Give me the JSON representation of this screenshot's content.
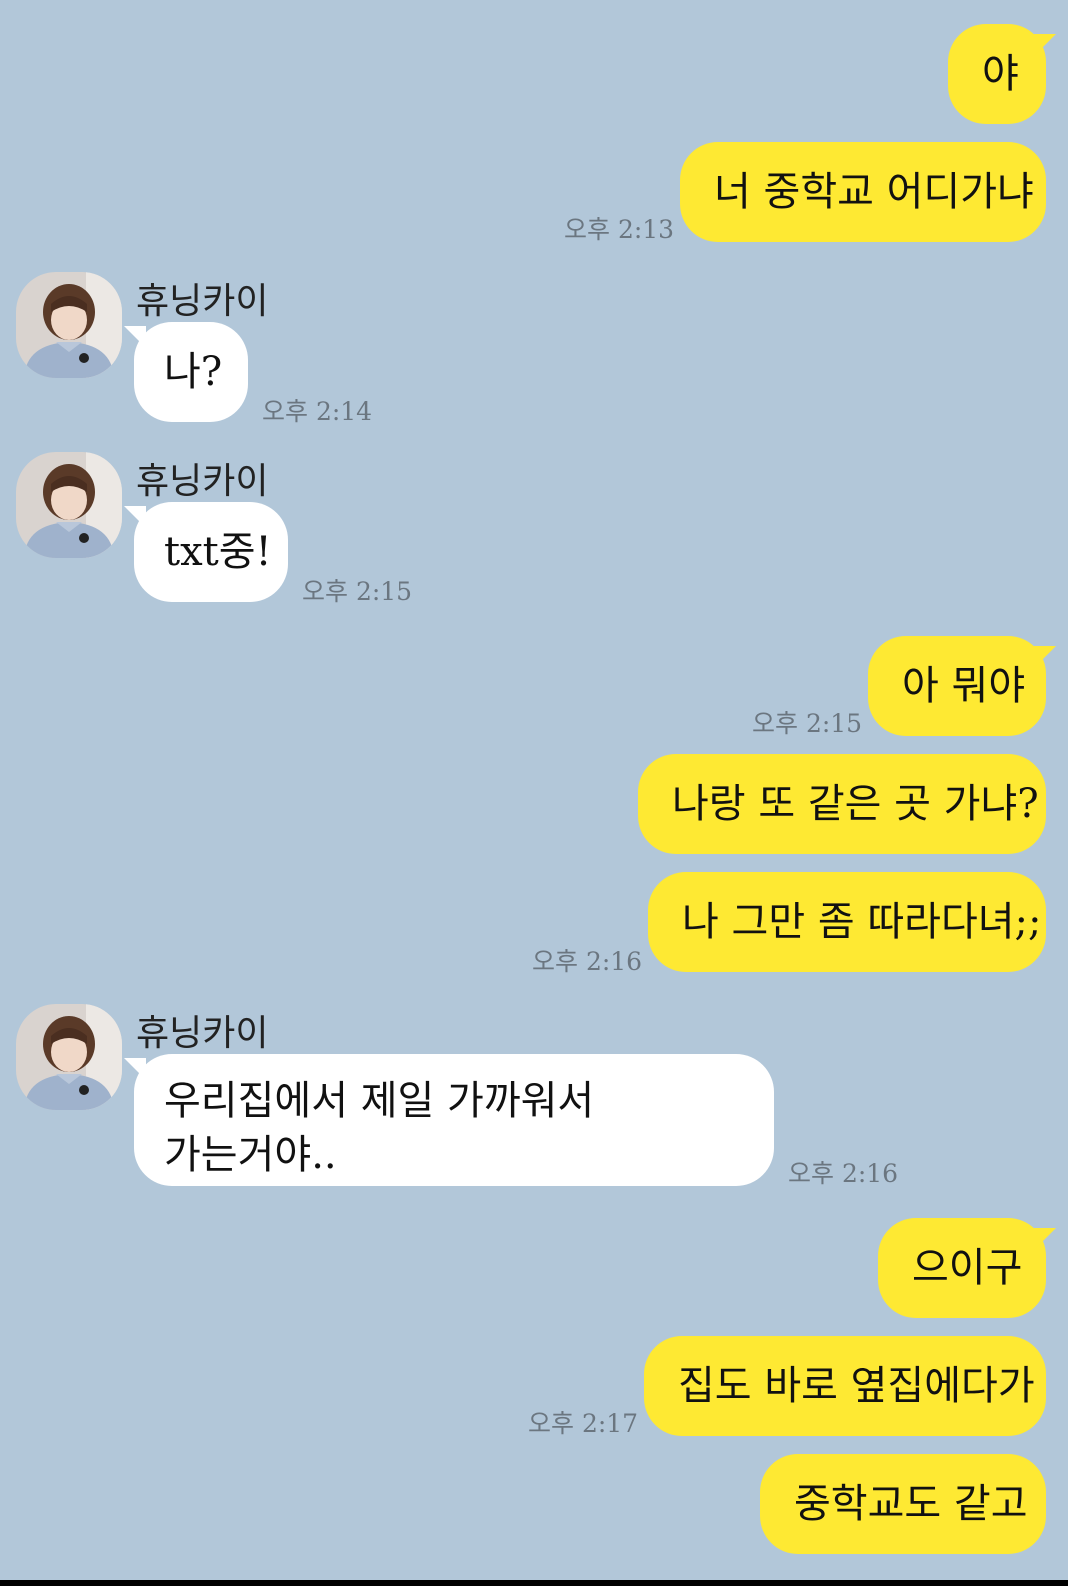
{
  "chat": {
    "sender_name": "휴닝카이",
    "messages": [
      {
        "from": "me",
        "text": "야"
      },
      {
        "from": "me",
        "text": "너 중학교 어디가냐",
        "time": "오후 2:13"
      },
      {
        "from": "them",
        "text": "나?",
        "time": "오후 2:14"
      },
      {
        "from": "them",
        "text": "txt중!",
        "time": "오후 2:15"
      },
      {
        "from": "me",
        "text": "아 뭐야",
        "time": "오후 2:15"
      },
      {
        "from": "me",
        "text": "나랑 또 같은 곳 가냐?"
      },
      {
        "from": "me",
        "text": "나 그만 좀 따라다녀;;",
        "time": "오후 2:16"
      },
      {
        "from": "them",
        "text": "우리집에서 제일 가까워서 가는거야..",
        "time": "오후 2:16"
      },
      {
        "from": "me",
        "text": "으이구"
      },
      {
        "from": "me",
        "text": "집도 바로 옆집에다가",
        "time": "오후 2:17"
      },
      {
        "from": "me",
        "text": "중학교도 같고"
      }
    ]
  },
  "colors": {
    "background": "#b2c7d9",
    "my_bubble": "#fee933",
    "their_bubble": "#ffffff",
    "timestamp": "#6b7680"
  },
  "icons": {
    "avatar": "profile-photo-avatar"
  }
}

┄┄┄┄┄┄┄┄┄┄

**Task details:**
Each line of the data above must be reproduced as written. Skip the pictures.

**Answer:**
Give me the JSON representation of this screenshot's content.
{
  "chat": {
    "sender_name": "휴닝카이",
    "messages": [
      {
        "from": "me",
        "text": "야"
      },
      {
        "from": "me",
        "text": "너 중학교 어디가냐",
        "time": "오후 2:13"
      },
      {
        "from": "them",
        "text": "나?",
        "time": "오후 2:14"
      },
      {
        "from": "them",
        "text": "txt중!",
        "time": "오후 2:15"
      },
      {
        "from": "me",
        "text": "아 뭐야",
        "time": "오후 2:15"
      },
      {
        "from": "me",
        "text": "나랑 또 같은 곳 가냐?"
      },
      {
        "from": "me",
        "text": "나 그만 좀 따라다녀;;",
        "time": "오후 2:16"
      },
      {
        "from": "them",
        "text": "우리집에서 제일 가까워서 가는거야..",
        "time": "오후 2:16"
      },
      {
        "from": "me",
        "text": "으이구"
      },
      {
        "from": "me",
        "text": "집도 바로 옆집에다가",
        "time": "오후 2:17"
      },
      {
        "from": "me",
        "text": "중학교도 같고"
      }
    ]
  },
  "colors": {
    "background": "#b2c7d9",
    "my_bubble": "#fee933",
    "their_bubble": "#ffffff",
    "timestamp": "#6b7680"
  },
  "icons": {
    "avatar": "profile-photo-avatar"
  }
}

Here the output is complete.